[Records from a dataset]
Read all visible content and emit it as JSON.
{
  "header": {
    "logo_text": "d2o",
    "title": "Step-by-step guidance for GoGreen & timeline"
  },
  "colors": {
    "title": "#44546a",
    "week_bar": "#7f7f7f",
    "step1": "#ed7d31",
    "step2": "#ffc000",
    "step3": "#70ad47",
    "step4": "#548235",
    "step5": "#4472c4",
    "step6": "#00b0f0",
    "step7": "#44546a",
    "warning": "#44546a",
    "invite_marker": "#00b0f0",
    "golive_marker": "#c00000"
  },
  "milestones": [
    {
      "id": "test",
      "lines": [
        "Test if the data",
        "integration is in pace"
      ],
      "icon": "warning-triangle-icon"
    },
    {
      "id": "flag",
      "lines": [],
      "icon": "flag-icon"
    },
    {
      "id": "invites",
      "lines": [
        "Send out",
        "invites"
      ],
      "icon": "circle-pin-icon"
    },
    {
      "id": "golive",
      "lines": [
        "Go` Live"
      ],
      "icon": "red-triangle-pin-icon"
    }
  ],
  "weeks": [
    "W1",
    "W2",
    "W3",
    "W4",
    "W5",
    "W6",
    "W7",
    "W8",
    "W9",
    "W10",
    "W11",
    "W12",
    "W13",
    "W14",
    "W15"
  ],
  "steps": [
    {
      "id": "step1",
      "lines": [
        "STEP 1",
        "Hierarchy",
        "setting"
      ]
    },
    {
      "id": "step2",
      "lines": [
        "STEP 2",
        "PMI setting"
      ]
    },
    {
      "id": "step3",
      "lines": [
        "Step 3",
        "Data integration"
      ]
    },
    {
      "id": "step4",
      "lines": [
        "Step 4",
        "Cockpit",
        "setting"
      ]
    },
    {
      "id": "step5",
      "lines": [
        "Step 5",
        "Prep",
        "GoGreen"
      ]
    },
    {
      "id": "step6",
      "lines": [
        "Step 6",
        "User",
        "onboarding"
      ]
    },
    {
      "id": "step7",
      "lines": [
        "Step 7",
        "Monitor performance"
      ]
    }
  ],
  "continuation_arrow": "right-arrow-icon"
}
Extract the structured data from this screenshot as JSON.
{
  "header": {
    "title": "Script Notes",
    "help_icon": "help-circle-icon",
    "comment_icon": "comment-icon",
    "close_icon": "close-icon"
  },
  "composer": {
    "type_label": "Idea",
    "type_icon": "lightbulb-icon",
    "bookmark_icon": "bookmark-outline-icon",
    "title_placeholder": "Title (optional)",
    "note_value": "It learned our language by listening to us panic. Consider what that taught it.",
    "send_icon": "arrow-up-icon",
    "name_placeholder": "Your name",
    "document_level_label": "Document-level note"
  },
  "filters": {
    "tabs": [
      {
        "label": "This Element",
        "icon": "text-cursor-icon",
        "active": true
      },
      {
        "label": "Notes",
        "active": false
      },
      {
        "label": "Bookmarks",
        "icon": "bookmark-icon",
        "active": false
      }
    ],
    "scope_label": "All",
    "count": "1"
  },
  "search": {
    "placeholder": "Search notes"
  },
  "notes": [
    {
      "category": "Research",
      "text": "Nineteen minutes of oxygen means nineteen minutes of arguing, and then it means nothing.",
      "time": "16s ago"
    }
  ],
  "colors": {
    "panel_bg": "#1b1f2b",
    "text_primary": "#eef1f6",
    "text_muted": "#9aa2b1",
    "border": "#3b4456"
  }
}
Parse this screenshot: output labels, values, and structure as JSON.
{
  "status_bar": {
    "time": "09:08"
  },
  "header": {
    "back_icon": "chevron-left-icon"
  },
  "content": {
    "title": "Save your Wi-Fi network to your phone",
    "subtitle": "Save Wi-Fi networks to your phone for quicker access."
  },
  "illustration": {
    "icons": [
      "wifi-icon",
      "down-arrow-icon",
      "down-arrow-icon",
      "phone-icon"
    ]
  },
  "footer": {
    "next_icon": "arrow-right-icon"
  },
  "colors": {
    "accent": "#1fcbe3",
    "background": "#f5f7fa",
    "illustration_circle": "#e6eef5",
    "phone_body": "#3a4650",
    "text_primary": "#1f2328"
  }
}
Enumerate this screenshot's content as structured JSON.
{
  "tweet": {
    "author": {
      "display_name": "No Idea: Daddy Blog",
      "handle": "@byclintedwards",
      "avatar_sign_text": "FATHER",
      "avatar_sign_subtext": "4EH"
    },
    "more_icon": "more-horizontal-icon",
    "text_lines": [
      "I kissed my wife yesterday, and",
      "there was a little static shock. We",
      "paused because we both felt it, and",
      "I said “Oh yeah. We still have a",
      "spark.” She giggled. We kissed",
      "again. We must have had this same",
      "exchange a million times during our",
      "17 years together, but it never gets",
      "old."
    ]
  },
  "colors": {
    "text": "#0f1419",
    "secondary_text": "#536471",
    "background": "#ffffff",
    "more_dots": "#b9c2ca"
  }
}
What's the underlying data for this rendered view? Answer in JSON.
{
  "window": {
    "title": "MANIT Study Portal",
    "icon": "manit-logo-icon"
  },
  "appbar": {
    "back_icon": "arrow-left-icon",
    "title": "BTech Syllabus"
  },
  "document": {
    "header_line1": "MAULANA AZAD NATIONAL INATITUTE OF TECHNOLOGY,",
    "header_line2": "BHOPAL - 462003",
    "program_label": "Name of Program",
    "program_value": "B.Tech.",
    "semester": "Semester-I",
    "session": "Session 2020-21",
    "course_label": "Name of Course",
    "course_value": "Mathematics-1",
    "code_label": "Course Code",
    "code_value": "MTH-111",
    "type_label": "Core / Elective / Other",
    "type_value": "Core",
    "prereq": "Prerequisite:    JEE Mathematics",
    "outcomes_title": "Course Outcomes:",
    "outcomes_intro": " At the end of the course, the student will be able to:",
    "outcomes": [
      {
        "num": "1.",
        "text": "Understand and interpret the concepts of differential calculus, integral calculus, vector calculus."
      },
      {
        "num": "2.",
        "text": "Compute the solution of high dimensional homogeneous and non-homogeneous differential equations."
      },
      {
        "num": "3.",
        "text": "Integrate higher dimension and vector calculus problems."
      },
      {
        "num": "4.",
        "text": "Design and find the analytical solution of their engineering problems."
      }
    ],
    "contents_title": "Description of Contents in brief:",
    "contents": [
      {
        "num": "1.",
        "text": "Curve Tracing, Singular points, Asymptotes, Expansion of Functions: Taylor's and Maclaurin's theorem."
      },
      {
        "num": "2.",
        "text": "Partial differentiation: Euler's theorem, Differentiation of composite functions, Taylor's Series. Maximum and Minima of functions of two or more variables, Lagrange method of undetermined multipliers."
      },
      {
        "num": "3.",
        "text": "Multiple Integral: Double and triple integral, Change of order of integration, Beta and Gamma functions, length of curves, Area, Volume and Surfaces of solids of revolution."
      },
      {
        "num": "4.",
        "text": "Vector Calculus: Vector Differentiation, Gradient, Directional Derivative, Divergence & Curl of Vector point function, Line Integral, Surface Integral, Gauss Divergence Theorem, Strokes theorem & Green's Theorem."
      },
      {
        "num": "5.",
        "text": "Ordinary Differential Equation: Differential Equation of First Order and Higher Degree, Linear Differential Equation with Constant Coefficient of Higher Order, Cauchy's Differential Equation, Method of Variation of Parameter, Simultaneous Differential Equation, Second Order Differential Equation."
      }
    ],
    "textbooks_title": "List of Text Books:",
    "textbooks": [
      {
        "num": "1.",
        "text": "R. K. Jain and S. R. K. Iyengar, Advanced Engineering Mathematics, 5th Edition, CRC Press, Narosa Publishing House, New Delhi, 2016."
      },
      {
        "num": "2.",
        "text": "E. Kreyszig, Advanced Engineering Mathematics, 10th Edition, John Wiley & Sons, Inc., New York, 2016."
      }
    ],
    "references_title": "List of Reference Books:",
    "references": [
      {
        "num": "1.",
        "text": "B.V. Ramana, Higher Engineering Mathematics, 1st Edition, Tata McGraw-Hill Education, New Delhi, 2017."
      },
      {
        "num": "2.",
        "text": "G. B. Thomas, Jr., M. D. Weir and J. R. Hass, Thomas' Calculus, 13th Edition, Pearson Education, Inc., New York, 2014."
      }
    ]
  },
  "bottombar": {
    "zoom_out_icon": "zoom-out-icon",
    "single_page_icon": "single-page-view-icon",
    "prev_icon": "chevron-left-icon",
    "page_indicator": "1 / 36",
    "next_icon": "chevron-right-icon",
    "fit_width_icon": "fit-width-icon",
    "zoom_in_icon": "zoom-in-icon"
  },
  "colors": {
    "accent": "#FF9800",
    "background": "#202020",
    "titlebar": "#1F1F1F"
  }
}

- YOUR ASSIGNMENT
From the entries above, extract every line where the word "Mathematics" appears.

- FINISHED TASK
    "course_value": "Mathematics-1",
    "prereq": "Prerequisite:    JEE Mathematics",
        "text": "R. K. Jain and S. R. K. Iyengar, Advanced Engineering Mathematics, 5th Edition, CRC Press, Narosa Publishing House, New Delhi, 2016."
        "text": "E. Kreyszig, Advanced Engineering Mathematics, 10th Edition, John Wiley & Sons, Inc., New York, 2016."
        "text": "B.V. Ramana, Higher Engineering Mathematics, 1st Edition, Tata McGraw-Hill Education, New Delhi, 2017."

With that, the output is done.